Oh yes, I said I'd tell you what happened when I was commissioned to paint a miniature portrait of the King of Thailand's daughter - HRH Princess Maha Chakri Sirindhorn several years ago. I had been asked to paint a miniature of King Bhumipol Aduladej, which I did, and duly presented it to his daughter at Chitralada Palace in Bangkok. She was intrigued with the painting and asked if I would paint a miniature of her and bring it with me the next time I was visiting Thailand. This I did - based on a photograph with her dressed in military uniform. However about a month before my visit I heard that she had lost over two stone in weight and looked quite a lot different. In a bit of a quandary I rang the King's secretary and asked if he had any up-to-date photographs of HRH for me to see. He sent me a few and I saw that she did indeed look quite different. What should I do? The only solution I could think of was to make a second portrait and house both of them together in a nice silk and leather case. When the audience at the Palace became due I was a bit apprehensive as four or five television cameras were present (as always with any Royal event in Thailand). Her reaction, when I presented the miniature portraits to her, was to let out a loud laugh and to call her ladies-in-waiting to see the miniatures. "See", she said "Before, and after". 

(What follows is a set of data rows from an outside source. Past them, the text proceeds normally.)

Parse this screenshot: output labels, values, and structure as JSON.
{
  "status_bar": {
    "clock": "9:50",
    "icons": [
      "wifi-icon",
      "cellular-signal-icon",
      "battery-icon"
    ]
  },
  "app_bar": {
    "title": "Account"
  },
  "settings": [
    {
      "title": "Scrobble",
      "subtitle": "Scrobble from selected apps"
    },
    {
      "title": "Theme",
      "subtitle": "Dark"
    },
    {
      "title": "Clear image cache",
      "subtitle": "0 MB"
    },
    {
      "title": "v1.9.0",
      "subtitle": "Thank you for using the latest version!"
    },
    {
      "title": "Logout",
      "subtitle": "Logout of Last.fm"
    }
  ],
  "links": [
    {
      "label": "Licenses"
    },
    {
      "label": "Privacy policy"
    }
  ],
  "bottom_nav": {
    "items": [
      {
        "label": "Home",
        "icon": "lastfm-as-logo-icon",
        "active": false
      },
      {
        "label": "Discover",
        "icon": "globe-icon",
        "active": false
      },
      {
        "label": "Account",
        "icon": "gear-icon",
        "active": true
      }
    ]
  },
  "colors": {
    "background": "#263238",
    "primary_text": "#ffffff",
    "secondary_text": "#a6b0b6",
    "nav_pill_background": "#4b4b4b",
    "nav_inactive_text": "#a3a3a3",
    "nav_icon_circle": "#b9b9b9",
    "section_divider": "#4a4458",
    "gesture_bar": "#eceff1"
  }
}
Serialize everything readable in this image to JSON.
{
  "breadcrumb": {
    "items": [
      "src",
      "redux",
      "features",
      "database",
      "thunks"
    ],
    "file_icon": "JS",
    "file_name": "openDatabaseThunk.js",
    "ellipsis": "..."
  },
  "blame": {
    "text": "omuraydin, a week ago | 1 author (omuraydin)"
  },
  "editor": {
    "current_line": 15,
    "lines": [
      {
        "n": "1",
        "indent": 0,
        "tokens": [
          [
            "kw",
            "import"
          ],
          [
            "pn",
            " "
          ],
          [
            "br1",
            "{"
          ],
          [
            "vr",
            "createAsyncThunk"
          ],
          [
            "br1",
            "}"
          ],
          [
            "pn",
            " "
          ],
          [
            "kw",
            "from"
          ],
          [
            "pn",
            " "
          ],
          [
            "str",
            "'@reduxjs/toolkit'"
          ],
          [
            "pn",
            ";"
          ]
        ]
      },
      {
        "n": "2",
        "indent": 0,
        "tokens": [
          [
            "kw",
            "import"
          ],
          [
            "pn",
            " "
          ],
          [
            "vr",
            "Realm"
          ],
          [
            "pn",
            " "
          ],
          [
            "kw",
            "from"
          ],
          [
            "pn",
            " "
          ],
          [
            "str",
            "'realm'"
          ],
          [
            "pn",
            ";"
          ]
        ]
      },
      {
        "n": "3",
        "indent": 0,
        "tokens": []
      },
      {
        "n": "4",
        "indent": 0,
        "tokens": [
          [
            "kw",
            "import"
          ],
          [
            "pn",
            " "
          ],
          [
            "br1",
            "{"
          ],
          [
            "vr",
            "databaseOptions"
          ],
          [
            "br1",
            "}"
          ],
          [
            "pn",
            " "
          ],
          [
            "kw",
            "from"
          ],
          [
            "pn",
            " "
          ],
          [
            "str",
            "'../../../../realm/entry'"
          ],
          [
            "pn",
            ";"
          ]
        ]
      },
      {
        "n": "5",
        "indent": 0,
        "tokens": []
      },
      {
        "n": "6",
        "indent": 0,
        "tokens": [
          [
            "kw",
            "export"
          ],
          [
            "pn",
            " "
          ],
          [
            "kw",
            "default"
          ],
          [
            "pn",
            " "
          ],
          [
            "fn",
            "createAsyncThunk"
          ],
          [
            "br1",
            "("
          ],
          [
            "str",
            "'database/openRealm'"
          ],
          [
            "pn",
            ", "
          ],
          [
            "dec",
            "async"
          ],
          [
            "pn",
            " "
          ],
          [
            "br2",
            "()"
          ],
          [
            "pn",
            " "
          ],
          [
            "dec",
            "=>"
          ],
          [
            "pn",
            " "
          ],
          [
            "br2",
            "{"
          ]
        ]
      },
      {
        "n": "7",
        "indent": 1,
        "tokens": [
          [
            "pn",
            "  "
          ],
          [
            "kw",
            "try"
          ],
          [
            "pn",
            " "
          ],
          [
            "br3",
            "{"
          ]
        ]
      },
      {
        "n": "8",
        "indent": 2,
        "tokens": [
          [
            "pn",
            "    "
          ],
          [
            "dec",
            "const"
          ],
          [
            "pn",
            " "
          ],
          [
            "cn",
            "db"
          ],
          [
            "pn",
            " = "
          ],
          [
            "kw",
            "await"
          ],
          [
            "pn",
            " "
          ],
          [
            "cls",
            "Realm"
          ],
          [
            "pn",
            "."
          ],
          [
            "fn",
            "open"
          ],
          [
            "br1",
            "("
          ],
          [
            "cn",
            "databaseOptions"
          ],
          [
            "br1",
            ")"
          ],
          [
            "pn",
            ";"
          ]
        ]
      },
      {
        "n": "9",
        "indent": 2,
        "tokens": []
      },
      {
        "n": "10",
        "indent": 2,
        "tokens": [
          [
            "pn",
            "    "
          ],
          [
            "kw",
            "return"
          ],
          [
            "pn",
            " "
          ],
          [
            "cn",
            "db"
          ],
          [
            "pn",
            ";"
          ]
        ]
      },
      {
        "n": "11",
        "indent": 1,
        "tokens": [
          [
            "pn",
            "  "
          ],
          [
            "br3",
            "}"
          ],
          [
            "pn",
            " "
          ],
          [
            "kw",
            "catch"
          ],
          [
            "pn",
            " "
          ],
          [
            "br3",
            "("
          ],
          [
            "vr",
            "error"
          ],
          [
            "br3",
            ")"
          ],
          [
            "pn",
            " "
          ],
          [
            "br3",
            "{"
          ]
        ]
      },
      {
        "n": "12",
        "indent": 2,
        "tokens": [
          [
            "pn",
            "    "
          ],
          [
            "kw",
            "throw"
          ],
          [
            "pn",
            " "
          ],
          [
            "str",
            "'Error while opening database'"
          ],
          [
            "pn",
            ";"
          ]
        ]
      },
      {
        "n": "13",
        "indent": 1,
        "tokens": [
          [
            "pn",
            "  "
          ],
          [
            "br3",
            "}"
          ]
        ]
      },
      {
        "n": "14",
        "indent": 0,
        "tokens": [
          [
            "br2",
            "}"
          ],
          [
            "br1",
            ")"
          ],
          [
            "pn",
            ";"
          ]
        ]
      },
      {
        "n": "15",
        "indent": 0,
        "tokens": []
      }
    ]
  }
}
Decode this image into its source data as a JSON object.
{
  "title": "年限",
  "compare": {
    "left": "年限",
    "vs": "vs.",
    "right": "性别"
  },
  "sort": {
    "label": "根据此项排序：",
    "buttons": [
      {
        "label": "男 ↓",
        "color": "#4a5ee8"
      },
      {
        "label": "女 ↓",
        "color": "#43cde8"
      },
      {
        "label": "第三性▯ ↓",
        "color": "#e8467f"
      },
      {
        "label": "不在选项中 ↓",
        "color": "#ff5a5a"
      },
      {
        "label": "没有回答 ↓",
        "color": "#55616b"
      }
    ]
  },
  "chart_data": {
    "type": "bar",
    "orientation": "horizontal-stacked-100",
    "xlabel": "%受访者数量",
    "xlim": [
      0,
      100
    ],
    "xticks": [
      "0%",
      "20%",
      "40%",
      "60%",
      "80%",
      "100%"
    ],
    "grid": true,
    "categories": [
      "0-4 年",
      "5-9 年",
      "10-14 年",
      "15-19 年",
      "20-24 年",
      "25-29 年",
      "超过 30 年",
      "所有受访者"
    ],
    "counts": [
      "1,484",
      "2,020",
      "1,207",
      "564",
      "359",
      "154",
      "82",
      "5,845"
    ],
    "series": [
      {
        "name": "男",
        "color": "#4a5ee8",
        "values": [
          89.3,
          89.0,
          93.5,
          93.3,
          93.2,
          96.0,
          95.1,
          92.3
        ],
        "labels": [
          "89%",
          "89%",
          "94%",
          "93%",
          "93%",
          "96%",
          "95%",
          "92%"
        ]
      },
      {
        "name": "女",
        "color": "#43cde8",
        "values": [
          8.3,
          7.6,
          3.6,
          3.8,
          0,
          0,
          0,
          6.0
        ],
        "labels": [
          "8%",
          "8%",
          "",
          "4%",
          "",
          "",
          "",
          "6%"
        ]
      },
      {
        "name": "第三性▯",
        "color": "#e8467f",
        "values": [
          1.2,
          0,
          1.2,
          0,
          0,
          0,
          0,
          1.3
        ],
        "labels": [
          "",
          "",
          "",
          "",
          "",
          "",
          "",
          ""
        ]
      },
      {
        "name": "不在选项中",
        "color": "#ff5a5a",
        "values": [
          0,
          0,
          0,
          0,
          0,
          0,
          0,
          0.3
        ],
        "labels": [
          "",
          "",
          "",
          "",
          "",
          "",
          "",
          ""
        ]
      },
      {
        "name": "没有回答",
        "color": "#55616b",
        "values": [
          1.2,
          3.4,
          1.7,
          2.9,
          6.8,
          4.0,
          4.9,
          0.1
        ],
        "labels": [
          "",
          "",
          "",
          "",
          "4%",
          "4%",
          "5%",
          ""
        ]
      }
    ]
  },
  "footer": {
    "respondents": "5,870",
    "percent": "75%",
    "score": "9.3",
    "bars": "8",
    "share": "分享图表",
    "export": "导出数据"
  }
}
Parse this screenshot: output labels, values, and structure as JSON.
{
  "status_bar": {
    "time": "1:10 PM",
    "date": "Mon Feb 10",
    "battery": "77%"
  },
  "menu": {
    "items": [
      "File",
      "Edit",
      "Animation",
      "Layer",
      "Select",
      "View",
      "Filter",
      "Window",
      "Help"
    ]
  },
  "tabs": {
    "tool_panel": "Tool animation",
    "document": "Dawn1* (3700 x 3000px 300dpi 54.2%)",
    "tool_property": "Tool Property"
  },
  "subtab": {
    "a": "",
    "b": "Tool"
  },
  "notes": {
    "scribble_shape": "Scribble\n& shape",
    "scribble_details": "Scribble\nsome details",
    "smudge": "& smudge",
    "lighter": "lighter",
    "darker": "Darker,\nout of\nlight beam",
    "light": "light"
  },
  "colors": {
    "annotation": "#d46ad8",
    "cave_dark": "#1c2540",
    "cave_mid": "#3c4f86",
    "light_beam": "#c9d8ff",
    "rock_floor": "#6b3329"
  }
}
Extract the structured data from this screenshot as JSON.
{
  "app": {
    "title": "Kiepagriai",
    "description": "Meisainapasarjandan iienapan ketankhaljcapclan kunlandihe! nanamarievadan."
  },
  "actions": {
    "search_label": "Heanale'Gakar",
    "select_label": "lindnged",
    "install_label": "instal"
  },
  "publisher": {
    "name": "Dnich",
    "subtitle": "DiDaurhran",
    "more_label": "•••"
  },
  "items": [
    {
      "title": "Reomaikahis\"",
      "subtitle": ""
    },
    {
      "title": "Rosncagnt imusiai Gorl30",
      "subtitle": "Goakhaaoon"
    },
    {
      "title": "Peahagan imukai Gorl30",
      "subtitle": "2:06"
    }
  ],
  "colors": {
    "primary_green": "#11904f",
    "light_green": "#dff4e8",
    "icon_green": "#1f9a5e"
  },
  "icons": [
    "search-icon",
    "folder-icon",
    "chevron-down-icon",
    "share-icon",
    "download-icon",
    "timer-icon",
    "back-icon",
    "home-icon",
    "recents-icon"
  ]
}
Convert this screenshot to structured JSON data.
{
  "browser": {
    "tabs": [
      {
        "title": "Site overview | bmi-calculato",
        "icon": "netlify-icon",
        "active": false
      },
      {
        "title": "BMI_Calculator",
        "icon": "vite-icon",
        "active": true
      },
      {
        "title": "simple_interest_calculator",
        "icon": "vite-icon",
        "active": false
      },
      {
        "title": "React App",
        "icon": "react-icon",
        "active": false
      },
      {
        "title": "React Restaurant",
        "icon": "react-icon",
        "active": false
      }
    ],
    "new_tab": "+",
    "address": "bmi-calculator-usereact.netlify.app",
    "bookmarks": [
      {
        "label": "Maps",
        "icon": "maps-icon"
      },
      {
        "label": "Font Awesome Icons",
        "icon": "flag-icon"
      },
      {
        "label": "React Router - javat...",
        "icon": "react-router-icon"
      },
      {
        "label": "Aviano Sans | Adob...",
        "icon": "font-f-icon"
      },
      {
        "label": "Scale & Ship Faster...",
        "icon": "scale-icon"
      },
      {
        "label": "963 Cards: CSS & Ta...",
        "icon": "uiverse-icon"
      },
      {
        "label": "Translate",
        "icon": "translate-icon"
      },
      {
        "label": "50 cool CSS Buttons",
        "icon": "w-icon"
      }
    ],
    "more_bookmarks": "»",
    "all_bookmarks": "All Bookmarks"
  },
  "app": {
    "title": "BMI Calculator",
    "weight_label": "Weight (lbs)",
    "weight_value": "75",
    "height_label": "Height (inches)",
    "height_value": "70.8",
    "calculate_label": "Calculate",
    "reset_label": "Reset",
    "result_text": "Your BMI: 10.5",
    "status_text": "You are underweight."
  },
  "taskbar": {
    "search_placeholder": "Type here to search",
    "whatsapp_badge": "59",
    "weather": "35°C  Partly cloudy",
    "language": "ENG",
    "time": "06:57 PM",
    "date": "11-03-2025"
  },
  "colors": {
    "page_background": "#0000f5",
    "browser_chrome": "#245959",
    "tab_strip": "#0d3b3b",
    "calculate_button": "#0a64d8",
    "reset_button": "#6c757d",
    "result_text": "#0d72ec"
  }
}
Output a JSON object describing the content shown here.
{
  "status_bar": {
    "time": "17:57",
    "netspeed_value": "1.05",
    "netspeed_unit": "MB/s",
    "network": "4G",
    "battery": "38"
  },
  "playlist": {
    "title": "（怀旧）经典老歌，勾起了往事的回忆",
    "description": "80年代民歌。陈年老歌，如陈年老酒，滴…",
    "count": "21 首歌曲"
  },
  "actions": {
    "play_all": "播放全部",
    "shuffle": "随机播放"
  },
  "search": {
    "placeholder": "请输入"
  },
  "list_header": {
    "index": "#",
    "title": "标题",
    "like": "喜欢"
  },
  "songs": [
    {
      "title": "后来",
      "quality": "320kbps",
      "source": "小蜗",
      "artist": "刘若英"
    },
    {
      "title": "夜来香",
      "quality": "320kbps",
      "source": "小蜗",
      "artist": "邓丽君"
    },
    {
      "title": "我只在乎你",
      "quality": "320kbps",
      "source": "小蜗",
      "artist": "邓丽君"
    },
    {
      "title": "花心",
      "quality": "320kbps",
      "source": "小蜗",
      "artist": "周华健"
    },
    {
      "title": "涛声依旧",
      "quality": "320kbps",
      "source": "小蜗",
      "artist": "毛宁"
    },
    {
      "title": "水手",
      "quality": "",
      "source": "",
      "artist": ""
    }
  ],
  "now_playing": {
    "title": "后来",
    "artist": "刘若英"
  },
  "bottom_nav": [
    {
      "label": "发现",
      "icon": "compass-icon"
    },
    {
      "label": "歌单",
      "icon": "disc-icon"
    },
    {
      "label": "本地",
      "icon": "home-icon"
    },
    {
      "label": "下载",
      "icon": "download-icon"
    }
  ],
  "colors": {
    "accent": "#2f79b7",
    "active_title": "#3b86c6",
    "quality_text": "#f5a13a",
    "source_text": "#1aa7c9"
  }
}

She did like the miniatures and my audience lasted over twenty minutes. At one stage she told me that she broke her diet many times by sneaking down to the fridge in the kitchen to help with her 'night starvation'. A really gracious young lady and loved by everyone in Thailand. 

The other day my young friend and I went to the cinema to see Cinderella.

It may be a children's film but I thoroughly enjoyed it. Great CGI effects and good characterisation. You leave the cinema feeling happy. 

On Thursday I took my artistic friend's wife up to Stafford to visit him in gaol. We took a collapsible wheelchair with us as she is very frail and can't walk more than a few steps. Whoever designed that wheelchair made a rotten job of it as without help it's impossible to push it over any obstruction more than an inch high. But we managed. Not knowing the visitors system it took us nearly two hours to finally enter the prison itself. So many big doors, chains and many layers of security. I had to be stamped on my hand with an invisible ultra violet device - this to avoid male visitors changing places with inmates. My friend looked good and told us he has finally been allowed to paint.